Local sources on the Yemeni island of Socotra have expressed concerns over reports that the UAE delegate Khalfan Al-Mazrouei had facilitated the theft of antiquities and ancient manuscripts. The sources told Socotra Post that an Emirati antiquities team accompanied by Al-Mazrouei visited the oldest mosque in Hadibu, the capital of Socotra known for its historic dome, in addition to other archaeological sites.
Speaking to Riyadh Daily, the English language sister of one of Saudi Arabia’s foremost newspapers, Al Riyadh, Mr. Baloch’s legitimization in the kingdom’s tightly controlled media constituted one more suggestion that Saudi Arabia may be tacitly supporting militants in Balochistan, a troubled Pakistani province that borders on Iran and is a crown jewel of China’s infrastructure and energy-driven Belt and Road initiative.
On the International Day in Support of Victims of Torture, ADHRB Calls for an End to Impunity for Abusers in the GCC – Americans for Democracy & Human Rights in Bahrain
26 June 2019 – Today, on the International Day in Support of Victims of Torture, Americans for Democracy & Human Rights in Bahrain (ADHRB) highlights victims of torture in the Gulf and calls on countries to halt this abusive practice, investigate all allegations of torture, and hold perpetrators accountable.
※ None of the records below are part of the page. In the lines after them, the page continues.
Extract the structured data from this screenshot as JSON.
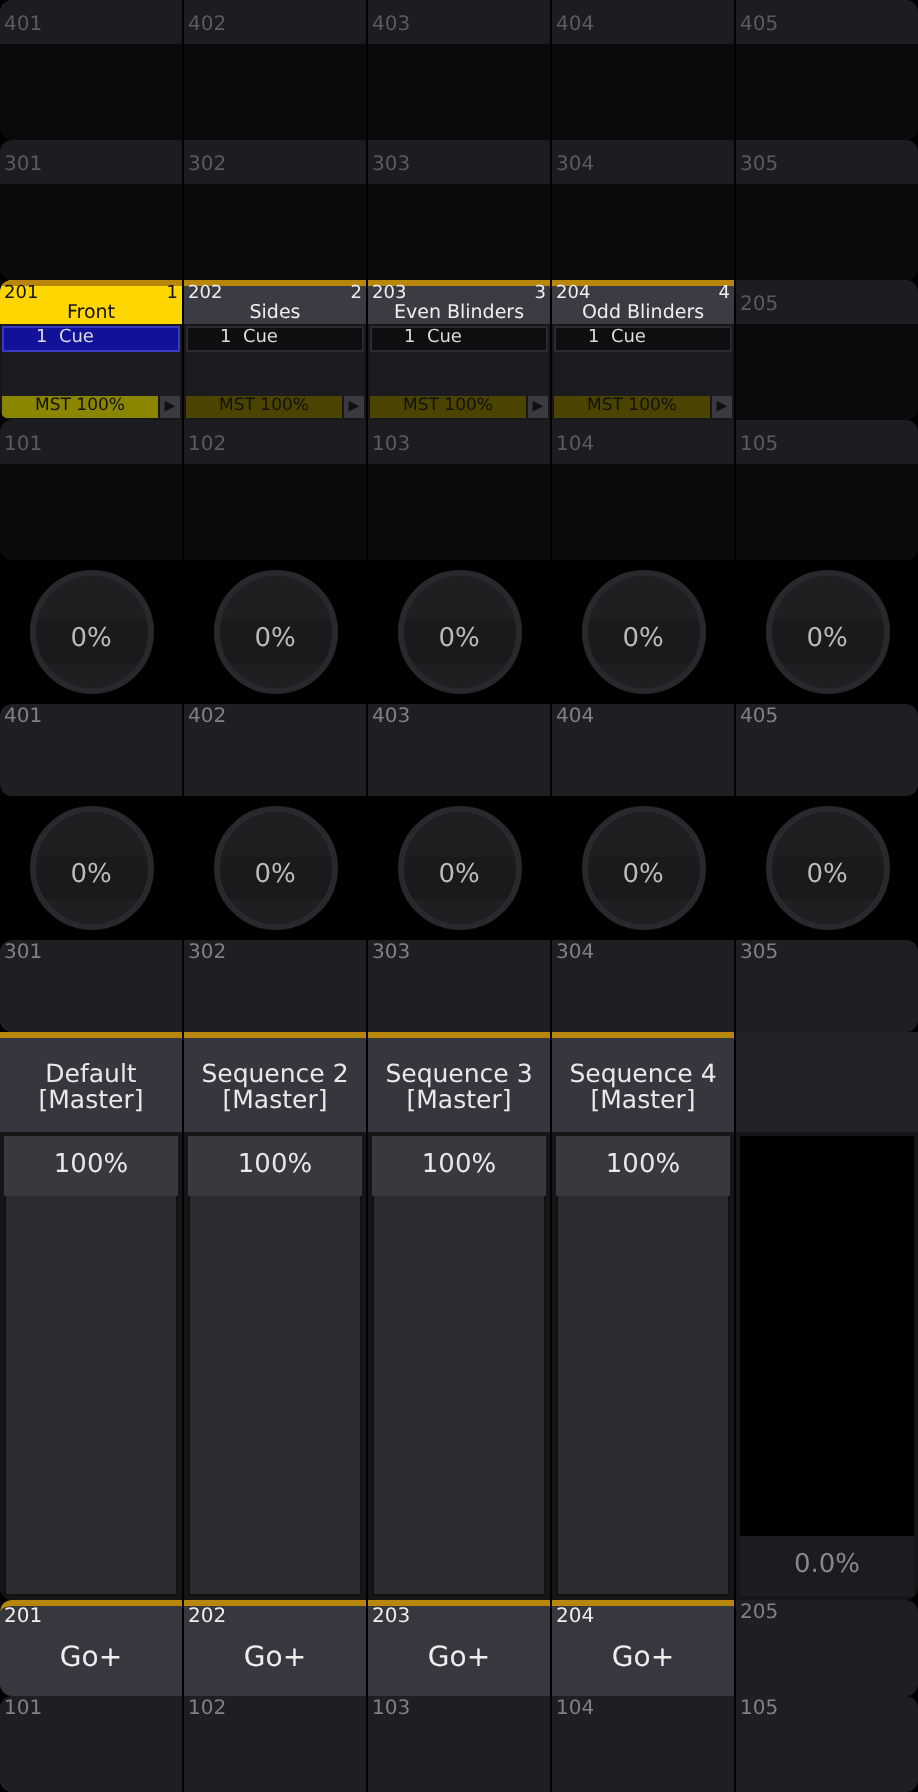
{
  "rows": [
    {
      "kind": "slot",
      "cells": [
        {
          "number": "401"
        },
        {
          "number": "402"
        },
        {
          "number": "403"
        },
        {
          "number": "404"
        },
        {
          "number": "405"
        }
      ]
    },
    {
      "kind": "slot",
      "cells": [
        {
          "number": "301"
        },
        {
          "number": "302"
        },
        {
          "number": "303"
        },
        {
          "number": "304"
        },
        {
          "number": "305"
        }
      ]
    },
    {
      "kind": "sequence",
      "cells": [
        {
          "number": "201",
          "page": "1",
          "name": "Front",
          "selected": true,
          "cue": "1  Cue",
          "master": "MST 100%",
          "play": "▶"
        },
        {
          "number": "202",
          "page": "2",
          "name": "Sides",
          "selected": false,
          "cue": "1  Cue",
          "master": "MST 100%",
          "play": "▶"
        },
        {
          "number": "203",
          "page": "3",
          "name": "Even Blinders",
          "selected": false,
          "cue": "1  Cue",
          "master": "MST 100%",
          "play": "▶"
        },
        {
          "number": "204",
          "page": "4",
          "name": "Odd Blinders",
          "selected": false,
          "cue": "1  Cue",
          "master": "MST 100%",
          "play": "▶"
        },
        {
          "number": "205"
        }
      ]
    },
    {
      "kind": "slot",
      "cells": [
        {
          "number": "101"
        },
        {
          "number": "102"
        },
        {
          "number": "103"
        },
        {
          "number": "104"
        },
        {
          "number": "105"
        }
      ]
    },
    {
      "kind": "knob",
      "cells": [
        {
          "reading": "0%"
        },
        {
          "reading": "0%"
        },
        {
          "reading": "0%"
        },
        {
          "reading": "0%"
        },
        {
          "reading": "0%"
        }
      ]
    },
    {
      "kind": "button",
      "cells": [
        {
          "number": "401",
          "assigned": false
        },
        {
          "number": "402",
          "assigned": false
        },
        {
          "number": "403",
          "assigned": false
        },
        {
          "number": "404",
          "assigned": false
        },
        {
          "number": "405",
          "assigned": false
        }
      ]
    },
    {
      "kind": "knob",
      "cells": [
        {
          "reading": "0%"
        },
        {
          "reading": "0%"
        },
        {
          "reading": "0%"
        },
        {
          "reading": "0%"
        },
        {
          "reading": "0%"
        }
      ]
    },
    {
      "kind": "button",
      "cells": [
        {
          "number": "301",
          "assigned": false
        },
        {
          "number": "302",
          "assigned": false
        },
        {
          "number": "303",
          "assigned": false
        },
        {
          "number": "304",
          "assigned": false
        },
        {
          "number": "305",
          "assigned": false
        }
      ]
    },
    {
      "kind": "fader",
      "cells": [
        {
          "title": "Default",
          "subtitle": "[Master]",
          "reading": "100%",
          "level": 1,
          "assigned": true
        },
        {
          "title": "Sequence 2",
          "subtitle": "[Master]",
          "reading": "100%",
          "level": 1,
          "assigned": true
        },
        {
          "title": "Sequence 3",
          "subtitle": "[Master]",
          "reading": "100%",
          "level": 1,
          "assigned": true
        },
        {
          "title": "Sequence 4",
          "subtitle": "[Master]",
          "reading": "100%",
          "level": 1,
          "assigned": true
        },
        {
          "reading": "0.0%",
          "level": 0,
          "assigned": false
        }
      ]
    },
    {
      "kind": "go",
      "cells": [
        {
          "number": "201",
          "label": "Go+",
          "assigned": true
        },
        {
          "number": "202",
          "label": "Go+",
          "assigned": true
        },
        {
          "number": "203",
          "label": "Go+",
          "assigned": true
        },
        {
          "number": "204",
          "label": "Go+",
          "assigned": true
        },
        {
          "number": "205",
          "assigned": false
        }
      ]
    },
    {
      "kind": "button",
      "cells": [
        {
          "number": "101",
          "assigned": false
        },
        {
          "number": "102",
          "assigned": false
        },
        {
          "number": "103",
          "assigned": false
        },
        {
          "number": "104",
          "assigned": false
        },
        {
          "number": "105",
          "assigned": false
        }
      ]
    }
  ]
}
In …
AT THE height of Bahrain’s riots and protests in 2011 and 2012, some, including certain figures in the U.S. government, argued that Bahrain’s royal family had to give way to the protesters’ demands or be swept away by the tides of history. They were wrong.
The degree to which Sudanese protesters are willing to implement lessons learnt from the 2011 revolts will be determined by their willingness and ability to sustain their protests in the face of violence. The opposition this week rejected an offer by General Al-Burhan to reopen negotiations and hold elections within nine months.
(Beirut) – Emirati authorities detained eight Lebanese nationals for more than a year without charge in an unknown location, ill-treating them and denying them their due process rights, Human Rights Watch said today. Their trial, which began on February 13, 2019, continues to be marred with violations.
The spectre of sectarianism haunts the Middle East. It is blamed for chaos, conflict, and extremism. It defines what is seen as the region’s principal fault line: Sunni versus Shiite. It has the power and elegance of a grand theory that seemingly explains all.